'''

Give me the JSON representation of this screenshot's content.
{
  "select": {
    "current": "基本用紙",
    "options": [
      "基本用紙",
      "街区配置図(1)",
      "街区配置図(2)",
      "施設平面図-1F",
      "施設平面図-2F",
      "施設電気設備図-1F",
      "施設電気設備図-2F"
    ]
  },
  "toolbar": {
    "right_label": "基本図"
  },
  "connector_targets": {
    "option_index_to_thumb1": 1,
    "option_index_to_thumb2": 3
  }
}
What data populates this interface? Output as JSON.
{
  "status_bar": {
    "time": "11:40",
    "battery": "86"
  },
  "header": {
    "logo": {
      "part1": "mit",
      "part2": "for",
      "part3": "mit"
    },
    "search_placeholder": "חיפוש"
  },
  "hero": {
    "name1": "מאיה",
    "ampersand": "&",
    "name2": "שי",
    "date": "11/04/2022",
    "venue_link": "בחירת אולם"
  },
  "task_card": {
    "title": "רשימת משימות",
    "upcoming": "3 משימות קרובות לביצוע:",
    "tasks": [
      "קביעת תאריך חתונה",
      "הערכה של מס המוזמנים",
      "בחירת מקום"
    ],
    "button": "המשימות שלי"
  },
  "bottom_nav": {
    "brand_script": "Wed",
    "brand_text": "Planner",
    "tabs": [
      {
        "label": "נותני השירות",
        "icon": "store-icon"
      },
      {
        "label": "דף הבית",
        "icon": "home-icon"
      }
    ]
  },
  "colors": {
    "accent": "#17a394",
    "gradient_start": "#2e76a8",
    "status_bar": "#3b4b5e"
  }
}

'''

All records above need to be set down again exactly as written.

Give me the JSON representation of this screenshot's content.
{
  "select": {
    "current": "基本用紙",
    "options": [
      "基本用紙",
      "街区配置図(1)",
      "街区配置図(2)",
      "施設平面図-1F",
      "施設平面図-2F",
      "施設電気設備図-1F",
      "施設電気設備図-2F"
    ]
  },
  "toolbar": {
    "right_label": "基本図"
  },
  "connector_targets": {
    "option_index_to_thumb1": 1,
    "option_index_to_thumb2": 3
  }
}
What data populates this interface? Output as JSON.
{
  "status_bar": {
    "time": "11:40",
    "battery": "86"
  },
  "header": {
    "logo": {
      "part1": "mit",
      "part2": "for",
      "part3": "mit"
    },
    "search_placeholder": "חיפוש"
  },
  "hero": {
    "name1": "מאיה",
    "ampersand": "&",
    "name2": "שי",
    "date": "11/04/2022",
    "venue_link": "בחירת אולם"
  },
  "task_card": {
    "title": "רשימת משימות",
    "upcoming": "3 משימות קרובות לביצוע:",
    "tasks": [
      "קביעת תאריך חתונה",
      "הערכה של מס המוזמנים",
      "בחירת מקום"
    ],
    "button": "המשימות שלי"
  },
  "bottom_nav": {
    "brand_script": "Wed",
    "brand_text": "Planner",
    "tabs": [
      {
        "label": "נותני השירות",
        "icon": "store-icon"
      },
      {
        "label": "דף הבית",
        "icon": "home-icon"
      }
    ]
  },
  "colors": {
    "accent": "#17a394",
    "gradient_start": "#2e76a8",
    "status_bar": "#3b4b5e"
  }
}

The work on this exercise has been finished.